Teams are all around us, and we usually recognise them when we see them. When they play sports, they can be identified by their uniforms, and in the workplace they come together within a company that is often identifiable by a logo or a brand. Of course, simply wearing the same outfit or working for the same brand doesn’t mean working together. A real team is a group of people who interact synergistically, pushing and pulling supportively, so that the individuals work together to produce something that is greater than the sum of the parts. Team members know how they fit into the team, understanding each person’s individual strengths and working to enhance these through cooperation and collaboration.
Whether we are watching teams come face to face in a sporting match or looking at how companies interact or compete in the corporate world, it is apparent that some teams work together better than others. What makes teams work? Or, is there an “art of team work”?

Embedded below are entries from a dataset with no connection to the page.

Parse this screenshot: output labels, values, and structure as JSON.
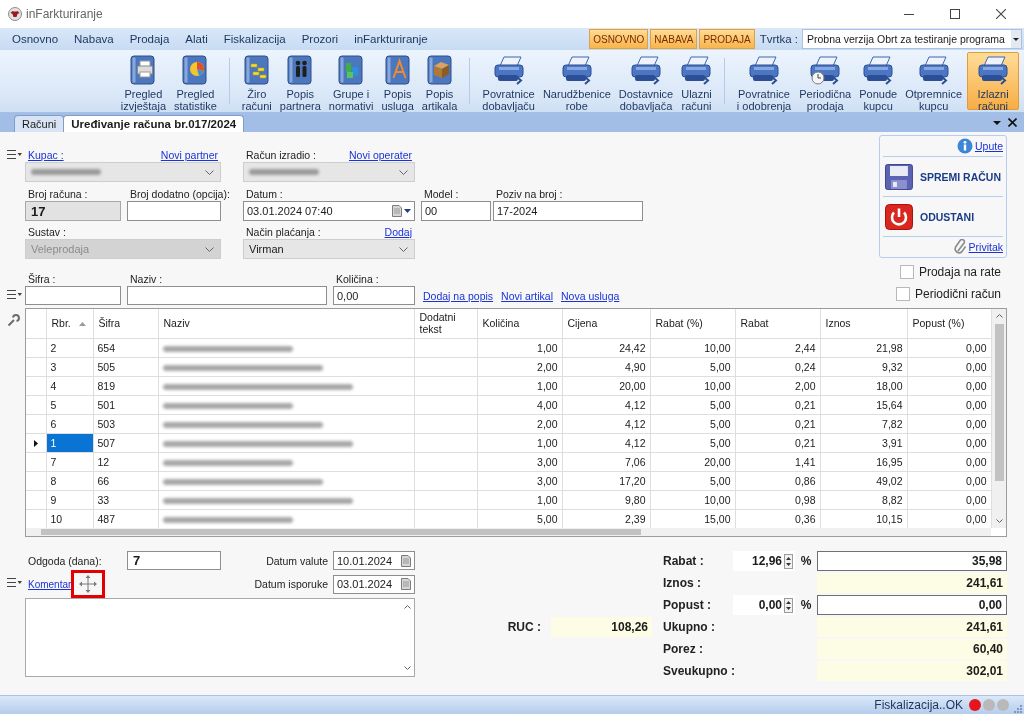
{
  "window": {
    "title": "inFarkturiranje"
  },
  "menu": {
    "items": [
      "Osnovno",
      "Nabava",
      "Prodaja",
      "Alati",
      "Fiskalizacija",
      "Prozori",
      "inFarkturiranje"
    ],
    "modules": [
      "OSNOVNO",
      "NABAVA",
      "PRODAJA"
    ],
    "company": {
      "label": "Tvrtka :",
      "value": "Probna verzija Obrt za testiranje programa"
    }
  },
  "ribbon": {
    "groups": [
      [
        {
          "kind": "report",
          "lines": [
            "Pregled",
            "izvještaja"
          ],
          "selected": false
        },
        {
          "kind": "statistics",
          "lines": [
            "Pregled",
            "statistike"
          ],
          "selected": false
        }
      ],
      [
        {
          "kind": "accounts",
          "lines": [
            "Žiro",
            "računi"
          ],
          "selected": false
        },
        {
          "kind": "partners",
          "lines": [
            "Popis",
            "partnera"
          ],
          "selected": false
        },
        {
          "kind": "groups",
          "lines": [
            "Grupe i",
            "normativi"
          ],
          "selected": false
        },
        {
          "kind": "services",
          "lines": [
            "Popis",
            "usluga"
          ],
          "selected": false
        },
        {
          "kind": "articles",
          "lines": [
            "Popis",
            "artikala"
          ],
          "selected": false
        }
      ],
      [
        {
          "kind": "document",
          "lines": [
            "Povratnice",
            "dobavljaču"
          ],
          "selected": false
        },
        {
          "kind": "document",
          "lines": [
            "Narudžbenice",
            "robe"
          ],
          "selected": false
        },
        {
          "kind": "document",
          "lines": [
            "Dostavnice",
            "dobavljača"
          ],
          "selected": false
        },
        {
          "kind": "document",
          "lines": [
            "Ulazni",
            "računi"
          ],
          "selected": false
        }
      ],
      [
        {
          "kind": "document",
          "lines": [
            "Povratnice",
            "i odobrenja"
          ],
          "selected": false
        },
        {
          "kind": "periodic",
          "lines": [
            "Periodična",
            "prodaja"
          ],
          "selected": false
        },
        {
          "kind": "document",
          "lines": [
            "Ponude",
            "kupcu"
          ],
          "selected": false
        },
        {
          "kind": "document",
          "lines": [
            "Otpremnice",
            "kupcu"
          ],
          "selected": false
        },
        {
          "kind": "document",
          "lines": [
            "Izlazni",
            "računi"
          ],
          "selected": true
        }
      ]
    ]
  },
  "tabs": [
    {
      "label": "Računi",
      "selected": false
    },
    {
      "label": "Uređivanje računa br.017/2024",
      "selected": true
    }
  ],
  "invoice_form": {
    "customer": {
      "label": "Kupac :",
      "link": "Novi partner",
      "redacted": true,
      "disabled": false
    },
    "issued_by": {
      "label": "Račun izradio :",
      "link": "Novi operater",
      "redacted": true,
      "disabled": false
    },
    "invoice_number": {
      "label": "Broj računa :",
      "value": "17",
      "readonly": true
    },
    "extra_number": {
      "label": "Broj dodatno (opcija):"
    },
    "date": {
      "label": "Datum :",
      "value": "03.01.2024 07:40"
    },
    "model": {
      "label": "Model :",
      "value": "00"
    },
    "reference": {
      "label": "Poziv na broj :",
      "value": "17-2024"
    },
    "system": {
      "label": "Sustav :",
      "value": "Veleprodaja",
      "disabled": true
    },
    "payment": {
      "label": "Način plaćanja :",
      "link": "Dodaj",
      "value": "Virman",
      "disabled": false
    }
  },
  "actions": {
    "help": "Upute",
    "save": "SPREMI RAČUN",
    "cancel": "ODUSTANI",
    "attachment": "Privitak"
  },
  "options": [
    {
      "label": "Prodaja na rate",
      "checked": false
    },
    {
      "label": "Periodični račun",
      "checked": false
    }
  ],
  "item_entry": {
    "code": {
      "label": "Šifra :"
    },
    "name": {
      "label": "Naziv :"
    },
    "quantity": {
      "label": "Količina :",
      "value": "0,00"
    },
    "links": [
      "Dodaj na popis",
      "Novi artikal",
      "Nova usluga"
    ]
  },
  "table": {
    "columns": [
      {
        "label": "Rbr.",
        "sorted": true
      },
      {
        "label": "Šifra",
        "sorted": false
      },
      {
        "label": "Naziv",
        "sorted": false
      },
      {
        "label": "Dodatni tekst",
        "sorted": false
      },
      {
        "label": "Količina",
        "sorted": false
      },
      {
        "label": "Cijena",
        "sorted": false
      },
      {
        "label": "Rabat (%)",
        "sorted": false
      },
      {
        "label": "Rabat",
        "sorted": false
      },
      {
        "label": "Iznos",
        "sorted": false
      },
      {
        "label": "Popust (%)",
        "sorted": false
      }
    ],
    "rows": [
      {
        "rbr": "2",
        "sifra": "654",
        "name_redacted": true,
        "values": [
          "1,00",
          "24,42",
          "10,00",
          "2,44",
          "21,98",
          "0,00"
        ],
        "selected": false
      },
      {
        "rbr": "3",
        "sifra": "505",
        "name_redacted": true,
        "values": [
          "2,00",
          "4,90",
          "5,00",
          "0,24",
          "9,32",
          "0,00"
        ],
        "selected": false
      },
      {
        "rbr": "4",
        "sifra": "819",
        "name_redacted": true,
        "values": [
          "1,00",
          "20,00",
          "10,00",
          "2,00",
          "18,00",
          "0,00"
        ],
        "selected": false
      },
      {
        "rbr": "5",
        "sifra": "501",
        "name_redacted": true,
        "values": [
          "4,00",
          "4,12",
          "5,00",
          "0,21",
          "15,64",
          "0,00"
        ],
        "selected": false
      },
      {
        "rbr": "6",
        "sifra": "503",
        "name_redacted": true,
        "values": [
          "2,00",
          "4,12",
          "5,00",
          "0,21",
          "7,82",
          "0,00"
        ],
        "selected": false
      },
      {
        "rbr": "1",
        "sifra": "507",
        "name_redacted": true,
        "values": [
          "1,00",
          "4,12",
          "5,00",
          "0,21",
          "3,91",
          "0,00"
        ],
        "selected": true
      },
      {
        "rbr": "7",
        "sifra": "12",
        "name_redacted": true,
        "values": [
          "3,00",
          "7,06",
          "20,00",
          "1,41",
          "16,95",
          "0,00"
        ],
        "selected": false
      },
      {
        "rbr": "8",
        "sifra": "66",
        "name_redacted": true,
        "values": [
          "3,00",
          "17,20",
          "5,00",
          "0,86",
          "49,02",
          "0,00"
        ],
        "selected": false
      },
      {
        "rbr": "9",
        "sifra": "33",
        "name_redacted": true,
        "values": [
          "1,00",
          "9,80",
          "10,00",
          "0,98",
          "8,82",
          "0,00"
        ],
        "selected": false
      },
      {
        "rbr": "10",
        "sifra": "487",
        "name_redacted": true,
        "values": [
          "5,00",
          "2,39",
          "15,00",
          "0,36",
          "10,15",
          "0,00"
        ],
        "selected": false
      }
    ]
  },
  "terms": {
    "delay_label": "Odgoda (dana):",
    "delay_value": "7",
    "value_date_label": "Datum valute",
    "value_date": "10.01.2024",
    "delivery_date_label": "Datum isporuke",
    "delivery_date": "03.01.2024"
  },
  "comment": {
    "label": "Komentar",
    "handle_highlighted": true
  },
  "ruc": {
    "label": "RUC :",
    "value": "108,26"
  },
  "totals": [
    {
      "label": "Rabat :",
      "kind": "percent",
      "percent": "12,96",
      "unit": "%",
      "value": "35,98"
    },
    {
      "label": "Iznos :",
      "kind": "readonly",
      "value": "241,61"
    },
    {
      "label": "Popust :",
      "kind": "percent",
      "percent": "0,00",
      "unit": "%",
      "value": "0,00"
    },
    {
      "label": "Ukupno :",
      "kind": "readonly",
      "value": "241,61"
    },
    {
      "label": "Porez :",
      "kind": "readonly",
      "value": "60,40"
    },
    {
      "label": "Sveukupno :",
      "kind": "readonly",
      "value": "302,01"
    }
  ],
  "status_bar": {
    "text": "Fiskalizacija..OK",
    "lights": [
      {
        "color": "#e5151d"
      },
      {
        "color": "#b9b9b9"
      },
      {
        "color": "#b9b9b9"
      }
    ]
  }
}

When we think of sports’ teams, it’s easy to understand how and why individual players come together as a whole with a shared desire to win. When we speak of teams in the workplace, it is less apparent and less straightforward. Employees are often hired for their individual skills and work towards individual incentives and are not always aware of their roles as part of the larger team. In order to maximise the potential of employees, managers are realising that it is increasingly important to build robust teams of employees, rather than simply overseeing groups of qualified candidates.
Leadership training is a key way that managers are getting an edge over their competitors. For example, at the London Business School, the Executive Education programme has designed its courses to ensure that today’s leaders are adept at creating high-performing teams, understand teamwork and can drive effective team performance. In today’s business climate, it is crucial for teams to be formed and led efficiently, and more and more elite institutions are promoting the values of team building and team work as cornerstones of successful companies.
 London Business School, Executive Education Portfolio Calendar 2014.